Data about app and page elements:
━━━━━━━━━━━━━━━━━━━━
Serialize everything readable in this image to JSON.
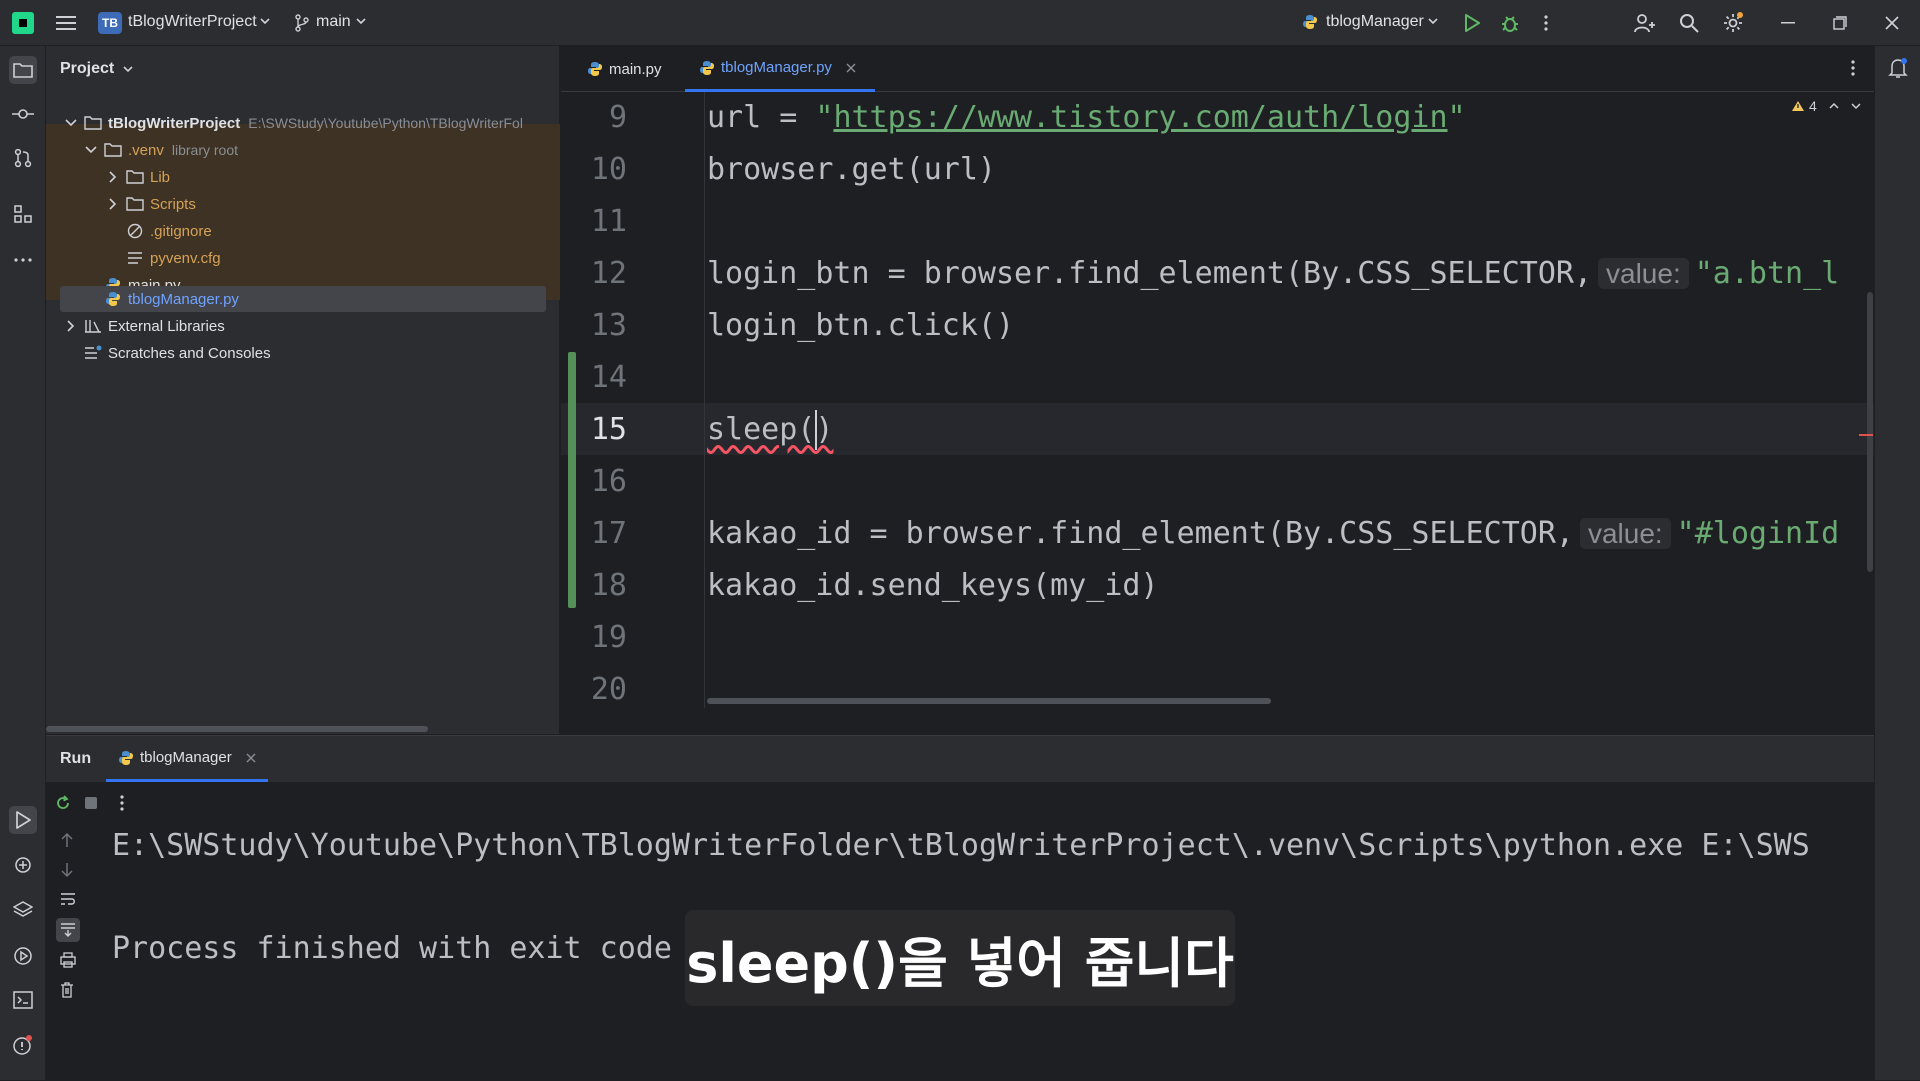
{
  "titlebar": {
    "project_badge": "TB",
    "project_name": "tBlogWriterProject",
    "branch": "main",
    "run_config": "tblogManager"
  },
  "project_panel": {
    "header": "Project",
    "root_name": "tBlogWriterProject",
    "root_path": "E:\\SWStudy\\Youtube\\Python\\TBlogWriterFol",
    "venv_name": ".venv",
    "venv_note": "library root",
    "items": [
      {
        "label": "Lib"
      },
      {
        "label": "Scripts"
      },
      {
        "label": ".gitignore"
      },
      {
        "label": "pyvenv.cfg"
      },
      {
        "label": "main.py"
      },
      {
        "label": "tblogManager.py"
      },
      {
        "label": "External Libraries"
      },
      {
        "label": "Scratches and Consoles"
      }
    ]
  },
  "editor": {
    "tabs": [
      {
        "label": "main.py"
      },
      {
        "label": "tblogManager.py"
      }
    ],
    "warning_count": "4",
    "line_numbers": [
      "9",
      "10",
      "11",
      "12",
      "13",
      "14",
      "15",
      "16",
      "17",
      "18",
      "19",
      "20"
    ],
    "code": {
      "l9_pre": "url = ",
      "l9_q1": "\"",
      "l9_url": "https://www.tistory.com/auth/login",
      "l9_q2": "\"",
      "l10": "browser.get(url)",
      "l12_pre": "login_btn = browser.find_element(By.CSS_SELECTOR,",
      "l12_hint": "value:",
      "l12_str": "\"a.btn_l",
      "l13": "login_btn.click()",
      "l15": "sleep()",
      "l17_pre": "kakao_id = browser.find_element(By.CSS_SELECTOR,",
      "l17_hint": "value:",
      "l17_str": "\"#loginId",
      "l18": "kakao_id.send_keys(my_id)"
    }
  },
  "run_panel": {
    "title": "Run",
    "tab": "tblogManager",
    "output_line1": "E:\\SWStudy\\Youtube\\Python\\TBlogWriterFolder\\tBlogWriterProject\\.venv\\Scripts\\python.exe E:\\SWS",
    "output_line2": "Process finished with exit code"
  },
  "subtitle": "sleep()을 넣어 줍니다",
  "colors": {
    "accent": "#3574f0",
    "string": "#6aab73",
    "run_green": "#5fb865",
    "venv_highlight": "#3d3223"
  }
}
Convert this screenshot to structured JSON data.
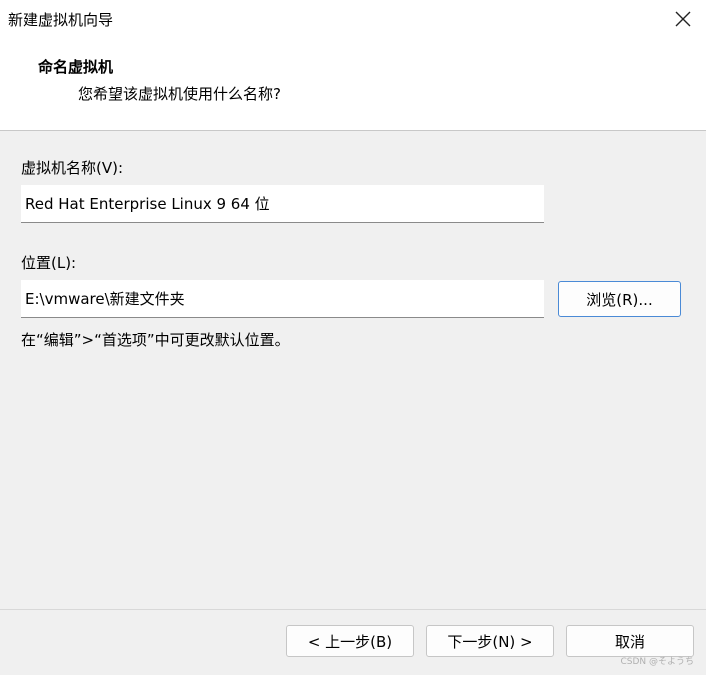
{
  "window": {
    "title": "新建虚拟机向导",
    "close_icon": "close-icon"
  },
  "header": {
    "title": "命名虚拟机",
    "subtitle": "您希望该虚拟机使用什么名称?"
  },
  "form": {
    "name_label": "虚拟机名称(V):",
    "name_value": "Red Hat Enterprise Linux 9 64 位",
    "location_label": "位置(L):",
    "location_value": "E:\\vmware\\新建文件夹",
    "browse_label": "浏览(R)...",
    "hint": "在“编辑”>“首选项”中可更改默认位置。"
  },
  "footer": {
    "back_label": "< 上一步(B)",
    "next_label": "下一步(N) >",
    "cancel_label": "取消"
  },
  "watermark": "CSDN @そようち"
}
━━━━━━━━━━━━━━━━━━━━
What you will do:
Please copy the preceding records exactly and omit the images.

Result for this task:
Serialize everything readable in this image to JSON.
{
  "titlebar": {
    "project_badge": "TB",
    "project_name": "tBlogWriterProject",
    "branch": "main",
    "run_config": "tblogManager"
  },
  "project_panel": {
    "header": "Project",
    "root_name": "tBlogWriterProject",
    "root_path": "E:\\SWStudy\\Youtube\\Python\\TBlogWriterFol",
    "venv_name": ".venv",
    "venv_note": "library root",
    "items": [
      {
        "label": "Lib"
      },
      {
        "label": "Scripts"
      },
      {
        "label": ".gitignore"
      },
      {
        "label": "pyvenv.cfg"
      },
      {
        "label": "main.py"
      },
      {
        "label": "tblogManager.py"
      },
      {
        "label": "External Libraries"
      },
      {
        "label": "Scratches and Consoles"
      }
    ]
  },
  "editor": {
    "tabs": [
      {
        "label": "main.py"
      },
      {
        "label": "tblogManager.py"
      }
    ],
    "warning_count": "4",
    "line_numbers": [
      "9",
      "10",
      "11",
      "12",
      "13",
      "14",
      "15",
      "16",
      "17",
      "18",
      "19",
      "20"
    ],
    "code": {
      "l9_pre": "url = ",
      "l9_q1": "\"",
      "l9_url": "https://www.tistory.com/auth/login",
      "l9_q2": "\"",
      "l10": "browser.get(url)",
      "l12_pre": "login_btn = browser.find_element(By.CSS_SELECTOR,",
      "l12_hint": "value:",
      "l12_str": "\"a.btn_l",
      "l13": "login_btn.click()",
      "l15": "sleep()",
      "l17_pre": "kakao_id = browser.find_element(By.CSS_SELECTOR,",
      "l17_hint": "value:",
      "l17_str": "\"#loginId",
      "l18": "kakao_id.send_keys(my_id)"
    }
  },
  "run_panel": {
    "title": "Run",
    "tab": "tblogManager",
    "output_line1": "E:\\SWStudy\\Youtube\\Python\\TBlogWriterFolder\\tBlogWriterProject\\.venv\\Scripts\\python.exe E:\\SWS",
    "output_line2": "Process finished with exit code"
  },
  "subtitle": "sleep()을 넣어 줍니다",
  "colors": {
    "accent": "#3574f0",
    "string": "#6aab73",
    "run_green": "#5fb865",
    "venv_highlight": "#3d3223"
  }
}
Convert this screenshot to structured JSON data.
{
  "window": {
    "title": "新建虚拟机向导",
    "close_icon": "close-icon"
  },
  "header": {
    "title": "命名虚拟机",
    "subtitle": "您希望该虚拟机使用什么名称?"
  },
  "form": {
    "name_label": "虚拟机名称(V):",
    "name_value": "Red Hat Enterprise Linux 9 64 位",
    "location_label": "位置(L):",
    "location_value": "E:\\vmware\\新建文件夹",
    "browse_label": "浏览(R)...",
    "hint": "在“编辑”>“首选项”中可更改默认位置。"
  },
  "footer": {
    "back_label": "< 上一步(B)",
    "next_label": "下一步(N) >",
    "cancel_label": "取消"
  },
  "watermark": "CSDN @そようち"
}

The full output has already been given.